I’m 6’2", 190, 34", paddle an Epix 18x Sport on a much smaller river all the time and average 4.5 mph unless loaded with gear. Only issue with maneuverability is when twisting through downed tree mazes. You might fit in one unless you have > size 12 shoes. A better candidate would be a Current Designs Solstice GT Titan - roomier but also heavier and slower. Neither one is cheap new.
For paddle length, rule of thumb back in the '70s was stand the paddle next to you, raise your arm all the way and you should be able to just curl your fingers over the top of the blade. These days it depends on paddling style and width of kayak as well which is good.
I am quite a newbee as compared to many on this forum, but I have a Chatham17 and from what I read of your wants, I might suggest you look at a Chatham18.
Others chime in please and let me know if I am missing anything here. I also love to learn.
Ditto for a QCC Q500X, another discontinued big-boy kayak with decent speed. Pretty sure both are John Winters designs.
Just saw a Tempest 180 Pro (I think, from looking at the 3rd picture) added on Craigslist in VT. Here:
Wildrness Systems Tempest Composite Kayak - sporting goods - by… (craigslist.org)
I have not seen the boat in question, just noticed the ad.
I think the Wilderness Systems model you sat in was a Tsunami. The models ending in zero (120, 140, etc.) tend to be tighter fitting. The ones ending in five (145, 165, 175) have a bit more room in the cockpit for us larger folk. When looking for a kayak for my girlfriend she tried out a Tsunami 140. It was a little tight on her, and she didn’t care for it. I managed to stuff myself into it and didn’t think I would be able to get out! I have a Tsunami 165 that I’m comfortable in. My girlfriend settled on the same one after trying mine and loves it.
For comparison, I’m a lot shorter than you at 5’7", but also have a 38/40 waist and large thighs, and weigh about 250(ish).
If you have trouble tracking down some of the great choices above, try the larger cockpit sized Tsunami. The 165, or if you can find one the 175, will be much faster than the Loon 120 and should be roomy enough for you. You probably won’t set a speed record in it, but you’ll do ok.
You might be able to find a used Chatham 18, but Johnson Outdoors that bought Necky quite a few years ago discontinued manufacturing Necky kayaks on 6/15/2017.

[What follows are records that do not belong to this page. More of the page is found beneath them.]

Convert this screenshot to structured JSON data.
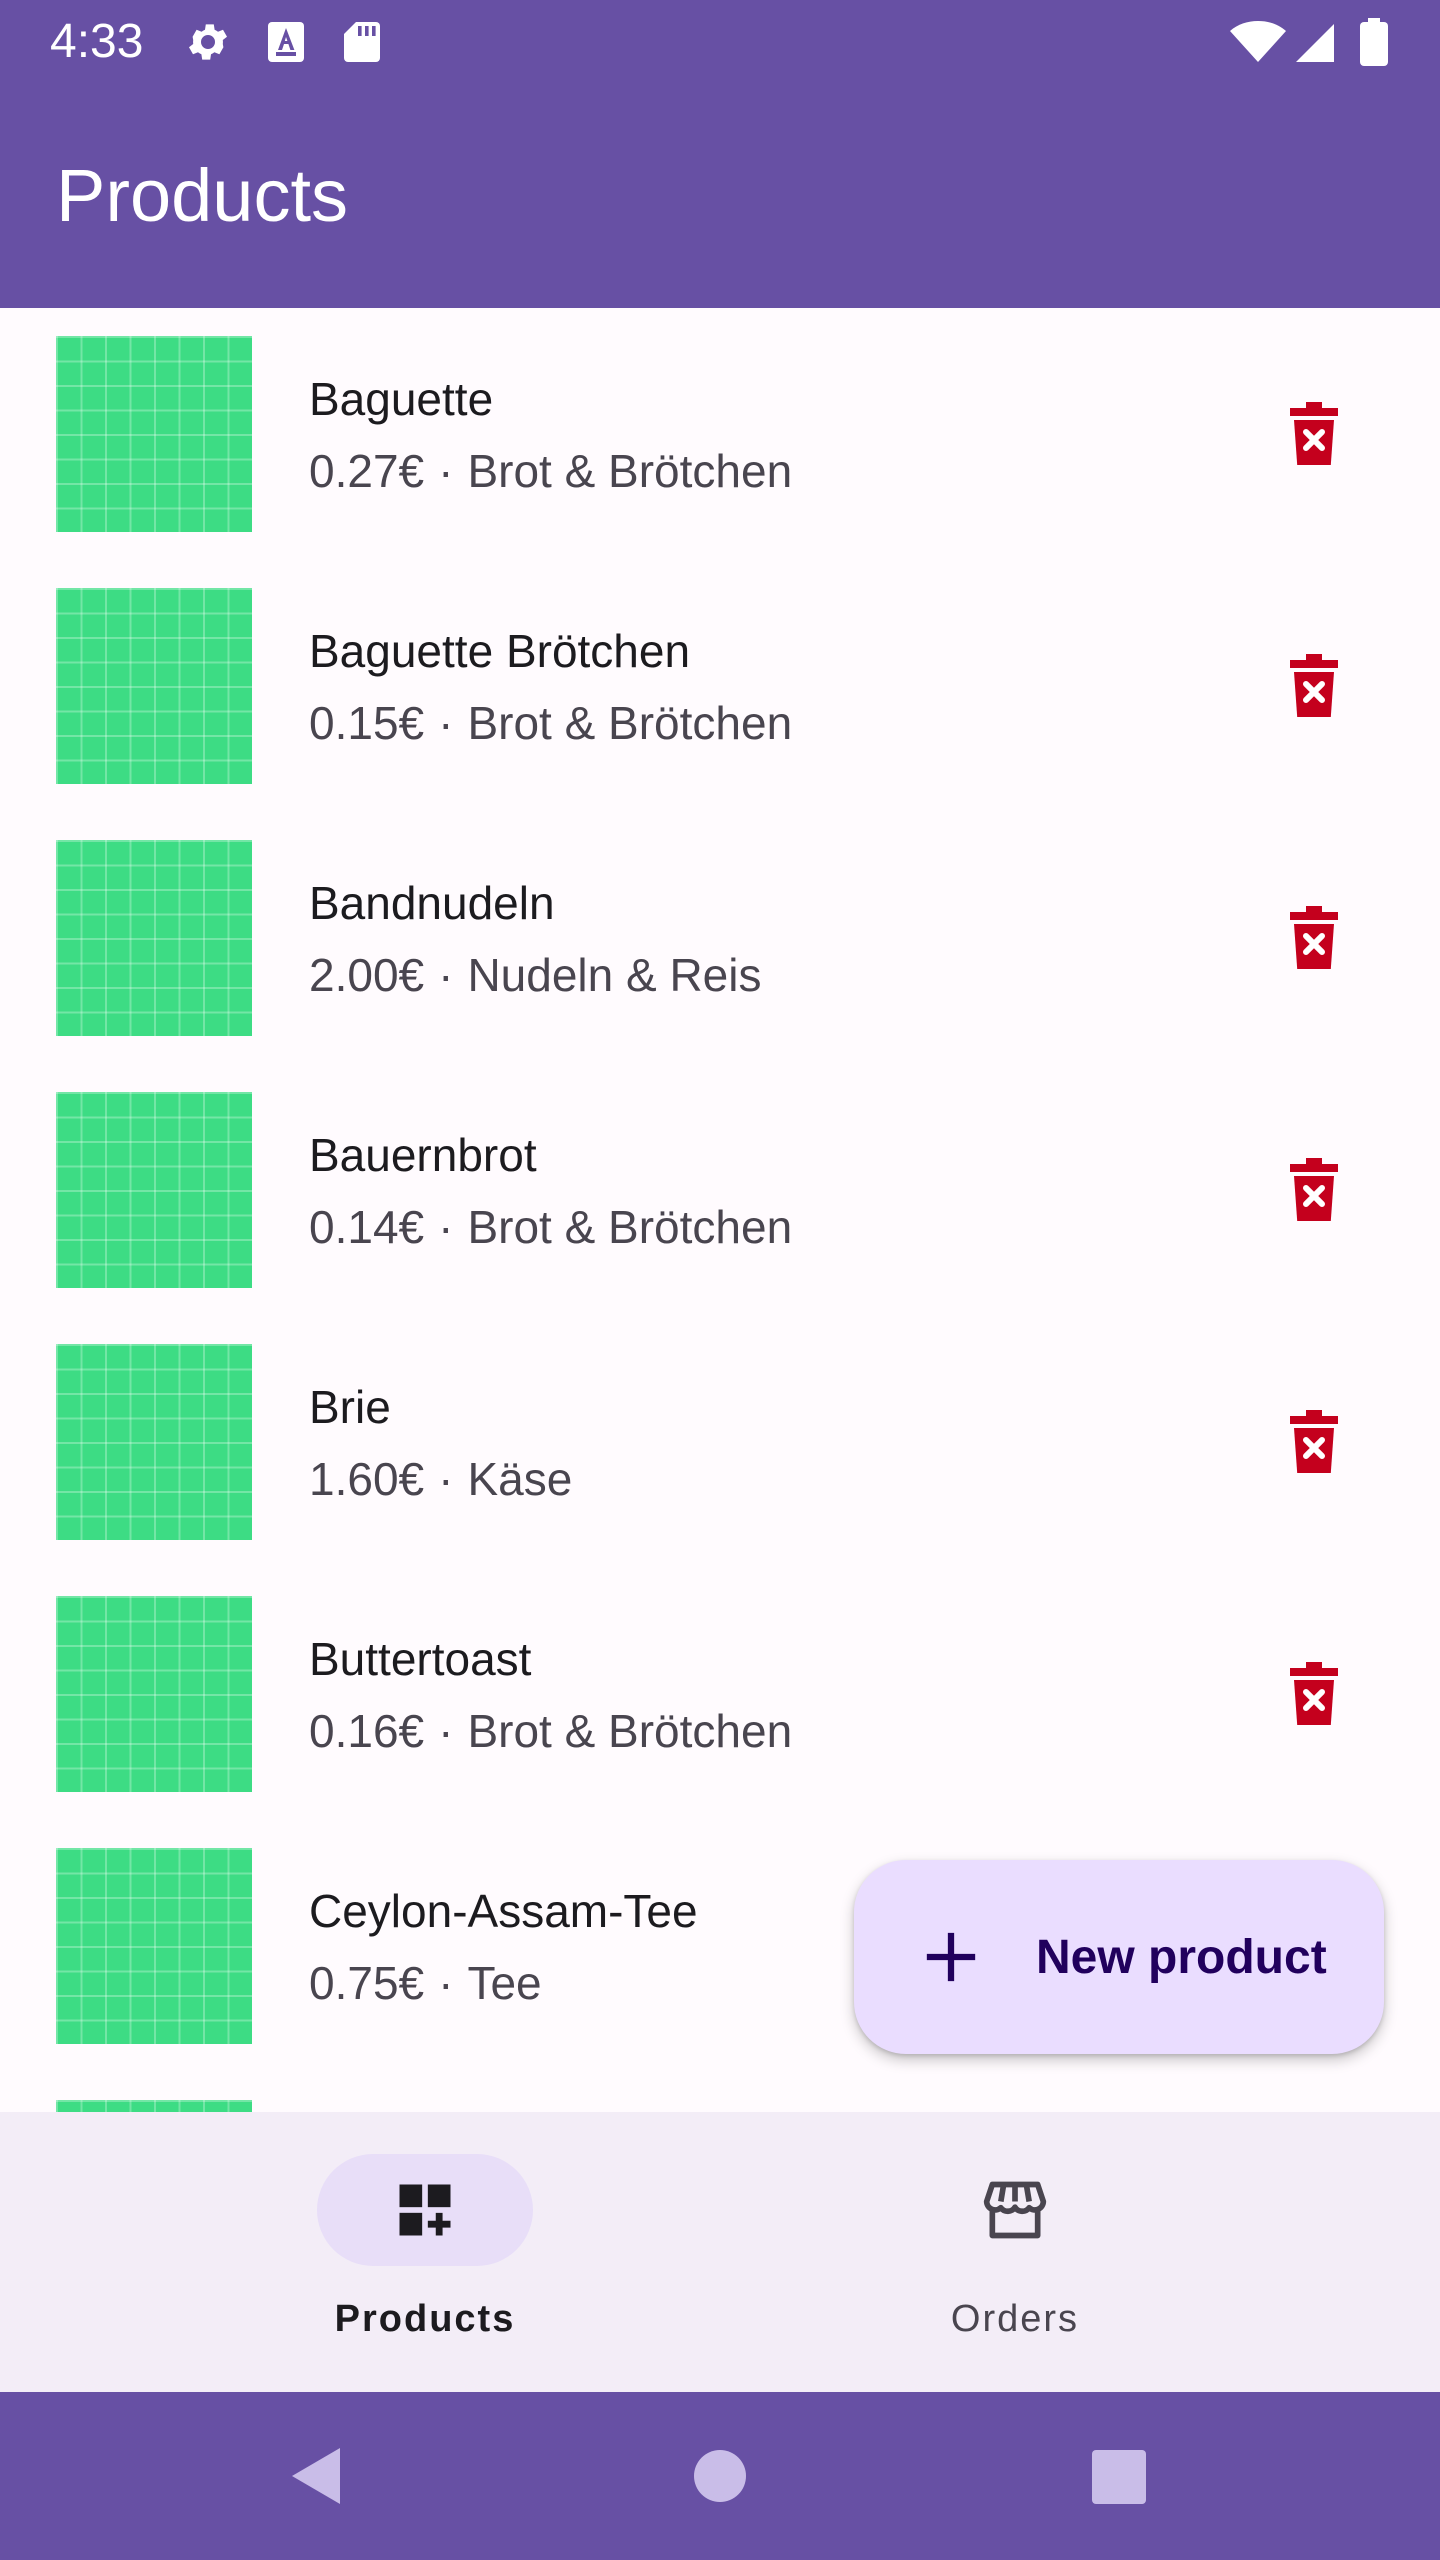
{
  "status_bar": {
    "time": "4:33",
    "icons": [
      "gear-icon",
      "text-a-icon",
      "sd-card-icon",
      "wifi-icon",
      "signal-icon",
      "battery-icon"
    ]
  },
  "app_bar": {
    "title": "Products"
  },
  "products": [
    {
      "name": "Baguette",
      "price": "0.27€",
      "category": "Brot & Brötchen"
    },
    {
      "name": "Baguette Brötchen",
      "price": "0.15€",
      "category": "Brot & Brötchen"
    },
    {
      "name": "Bandnudeln",
      "price": "2.00€",
      "category": "Nudeln & Reis"
    },
    {
      "name": "Bauernbrot",
      "price": "0.14€",
      "category": "Brot & Brötchen"
    },
    {
      "name": "Brie",
      "price": "1.60€",
      "category": "Käse"
    },
    {
      "name": "Buttertoast",
      "price": "0.16€",
      "category": "Brot & Brötchen"
    },
    {
      "name": "Ceylon-Assam-Tee",
      "price": "0.75€",
      "category": "Tee"
    }
  ],
  "separator": "·",
  "fab": {
    "label": "New product",
    "icon": "plus-icon"
  },
  "bottom_nav": {
    "items": [
      {
        "label": "Products",
        "icon": "dashboard-add-icon",
        "active": true
      },
      {
        "label": "Orders",
        "icon": "storefront-icon",
        "active": false
      }
    ]
  },
  "system_nav": [
    "back-icon",
    "home-icon",
    "recents-icon"
  ],
  "colors": {
    "primary": "#6750a4",
    "thumbnail": "#3ddc84",
    "delete": "#c4001d",
    "fab_container": "#eaddff",
    "nav_background": "#f3edf7",
    "nav_indicator": "#e8def8"
  }
}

As far as paddle length, you really need to pick a boat first. The correct paddle length for maximal efficiency is when, with a properly executed forward stroke, the entire blade , no more and no less, will be fully in the water for the majority of the stroke and not hitting the side of the boat. It will depend on your dimensions, the dimensions of the boat, and your preferred padding style.
Big box stores and some incompetent outfitters frequently sell paddles that are too long for people.
Butt measurement is?
Current Designs Titan possibly.
CD Extreme or Nomad not sure you’d fit. You’d definitely need wide base seat.
CD Expedition but doubtful you’ll find one before a
Even a CD Solstice HV possibly.
36 or 38" waist, depending on the cut of the pants. 32" inseam. I have thick legs (bug quads and calves) from years o bicycling. Running 230 pounds now, but has more in the 215-220 range when I was using a Tempest 170 more.
I don;t have the foot pegs as far as they go, so a Tempest 170 should be able to handle slightly longer legs than me.
I have been using sea kayaks for a long time, so might be more used to tighter cockpits than someone coming from a recreational class boat.
I agree with the other comments that each boat should be fit for the paddler. Assuming your wife is smaller, the Tempest 165 may fit her well. Seems to do well for paddlers up to about 175 pounds (above that it depends on person’s proportions).
I think tomorrow im going to go try on that tempest again. I got a funny feeling that the seat in there was not ajdusted and set up correctly. The kid helping us said hes not from the kayak department. We put the ole tape measure on my hind quarters and we’re eyeballing 18" give or take. I have a 36" inseam, so maybe theres room for some sime adjusting in there.